News & Announcements

May 2018

STOPP effort on tariffs intensifies on Capitol Hill

May 24, 2018
It appears there are skeptics in the nation's capital about whether newspapers are actually being hurt by the new tariffs on newsprint and other uncoated groundwood paper products.

Kansas Sen. Moran wants newsprint tariff gone

May 18, 2018

Kansas Sen. Jerry Moran has joined a number of other senators supporting legislation that would protect publishers and printers from harmful tariffs.

The bipartisan group of 10 senators has introduced S. 2385, the “Protecting Rational Incentives in Newsprint Trade Act of 2018,” or the “PRINT Act.”

KPA ponders sale of building

May 18, 2018

By Andy Taylor, KPA president

The Kansas Press Association headquarters in Topeka may be in a state of change.

The KPA executive board recently agreed with a recommendation from KPA executive director Doug Anstaett and incoming executive director Emily Bradbury to put the office building at 5423 S.W. 7th St. on the local real estate block.
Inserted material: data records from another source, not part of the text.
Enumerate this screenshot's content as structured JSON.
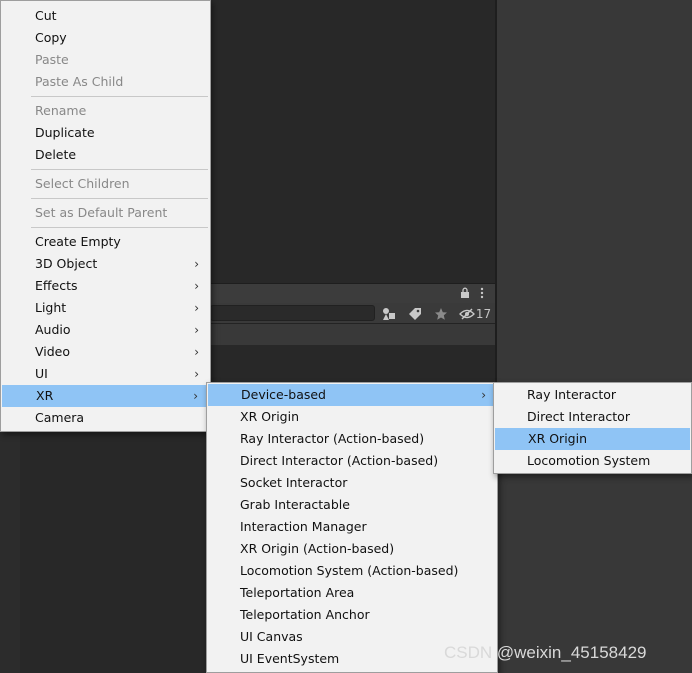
{
  "main_menu": {
    "items": [
      {
        "label": "Cut",
        "enabled": true
      },
      {
        "label": "Copy",
        "enabled": true
      },
      {
        "label": "Paste",
        "enabled": false
      },
      {
        "label": "Paste As Child",
        "enabled": false
      },
      {
        "label": "Rename",
        "enabled": false
      },
      {
        "label": "Duplicate",
        "enabled": true
      },
      {
        "label": "Delete",
        "enabled": true
      },
      {
        "label": "Select Children",
        "enabled": false
      },
      {
        "label": "Set as Default Parent",
        "enabled": false
      },
      {
        "label": "Create Empty",
        "enabled": true
      },
      {
        "label": "3D Object",
        "enabled": true,
        "submenu": true
      },
      {
        "label": "Effects",
        "enabled": true,
        "submenu": true
      },
      {
        "label": "Light",
        "enabled": true,
        "submenu": true
      },
      {
        "label": "Audio",
        "enabled": true,
        "submenu": true
      },
      {
        "label": "Video",
        "enabled": true,
        "submenu": true
      },
      {
        "label": "UI",
        "enabled": true,
        "submenu": true
      },
      {
        "label": "XR",
        "enabled": true,
        "submenu": true,
        "highlighted": true
      },
      {
        "label": "Camera",
        "enabled": true
      }
    ]
  },
  "xr_menu": {
    "items": [
      {
        "label": "Device-based",
        "submenu": true,
        "highlighted": true
      },
      {
        "label": "XR Origin"
      },
      {
        "label": "Ray Interactor (Action-based)"
      },
      {
        "label": "Direct Interactor (Action-based)"
      },
      {
        "label": "Socket Interactor"
      },
      {
        "label": "Grab Interactable"
      },
      {
        "label": "Interaction Manager"
      },
      {
        "label": "XR Origin (Action-based)"
      },
      {
        "label": "Locomotion System (Action-based)"
      },
      {
        "label": "Teleportation Area"
      },
      {
        "label": "Teleportation Anchor"
      },
      {
        "label": "UI Canvas"
      },
      {
        "label": "UI EventSystem"
      }
    ]
  },
  "device_menu": {
    "items": [
      {
        "label": "Ray Interactor"
      },
      {
        "label": "Direct Interactor"
      },
      {
        "label": "XR Origin",
        "highlighted": true
      },
      {
        "label": "Locomotion System"
      }
    ]
  },
  "toolbar": {
    "hidden_count": "17",
    "icons": [
      "lock-icon",
      "kebab-menu-icon",
      "scene-visibility-icon",
      "tag-icon",
      "star-icon",
      "hidden-eye-icon"
    ]
  },
  "submenu_arrow": "›",
  "watermark": "CSDN @weixin_45158429",
  "colors": {
    "highlight": "#8fc4f5",
    "menu_bg": "#f2f2f2",
    "disabled_text": "#888888",
    "editor_bg": "#282828"
  }
}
Some sunshine peaks through the clouds

May 2, 2018

By Sherman Smith, Topeka Capital-J0urnal

As the prospect of inclement weather swirled among clouds gathering Tuesday outside the Statehouse, senators hailed the beams of light they were casting toward shadows in state government.
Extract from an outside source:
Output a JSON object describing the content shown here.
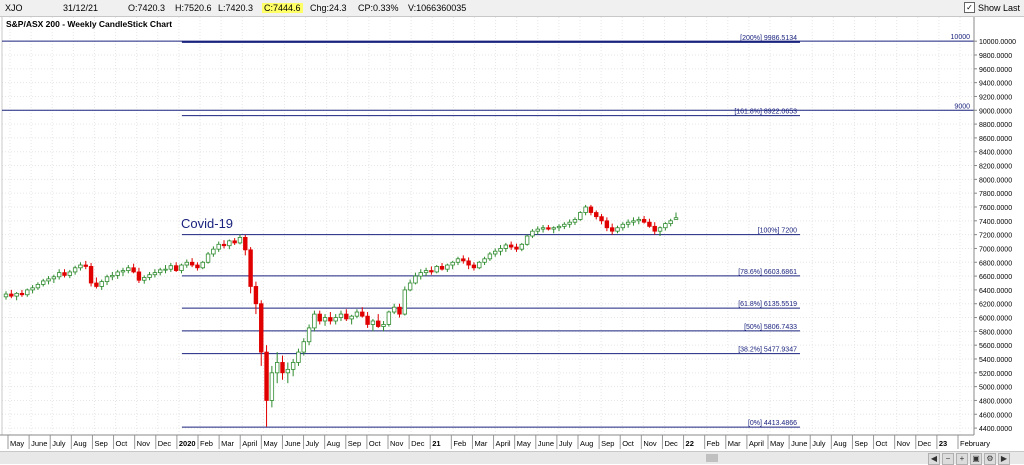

ESU, WSU student newspapers recognized

May 1, 2018
The Kansas Sunshine Coalition for Open Government presented its 2018 “Above and Beyond” awards to two state university student newspapers in presentations Friday in Wichita and Emporia.
Recipients were Wichita State University’s Sunflower newspaper, and Emporia State University’s student newspaper, the Bulletin.

April 2018

KPA past president's daughter dies in hiking accident

April 27, 2018

Services for Sarah Ann Zimmerman, 30, Seattle, are pending. Sarah, who moved to Seattle from Lawrence in 2015 with her partner, Kathryn Presley, died Tuesday, April 24, 2018, in an accident as Sarah hiked in Wallace Falls State Park, east of Seattle.

She was born Feb. 24, 1988, in Lawrence, the daughter of Alan Zimmerman and Caroline Trowbridge. Trowbridge is a past president of the Kansas Press Association.

Seaton Publishing buys four regional newspapers

April 24, 2018

The Manhattan Mercury’s owner is buying four other regional newspapers.

Seaton Publishing Company of Manhattan has signed a contract to buy the Junction City Daily Union, effective May 1. The 103-year-old company is taking over the Daily Union in a deal that also involves two other four-generation newspaper families.

Writer's Notebook offers discounted columns

April 18, 2018

The Kansas Press Association partnering with “The Writer’s Notebook” to offer columns by popular authors such as Dave Barry, Ann Patchett, Joyce Carol Oates, Dean Koontz and Scott Turow for less than $15 per column to our members.

The series launches with a Father’s Day essay by Barry, one of America’s best-known humor writers. Participating newspapers can use the 24 essays in both print and online formats. Two essays per month will be released from June 2018 through June 2019. Each will run around 800 words and be newly written by a well-known author.

Publishers worry about newsprint tariffs

April 18, 2018

MILWAUKEE (AP) — Newspaper publishers across the U.S. already strapped by years of declining revenue say they're dealing with an existential threat: Recently imposed tariffs on Canadian newsprint driving up their business costs.

The tariffs are a response to a complaint to the U.S. Department of Commerce from a hedge fund-owned paper producer in Washington state, which argues that its Canadian competitors are taking advantage of government subsidies to sell their product at unfairly low prices. The tariffs, imposed in January and increased in March, are not permanent yet. But newspaper publishers are bracing for another blow to an industry that has shrunk with the loss of advertising revenue to the internet.

Legislature bogged down by education funding issue

April 12, 2018

The latest Kansas legislative session was burdened from the beginning by a state Supreme Court ruling that education funding was both inadequate and unfairly distributed.

So it was no big surprise that other topics took a back seat in the process this session.

“That’s what happens when you try to cram everything into the final week,” said Doug Anstaett, Kansas Press Association executive director. “Bad things happen.”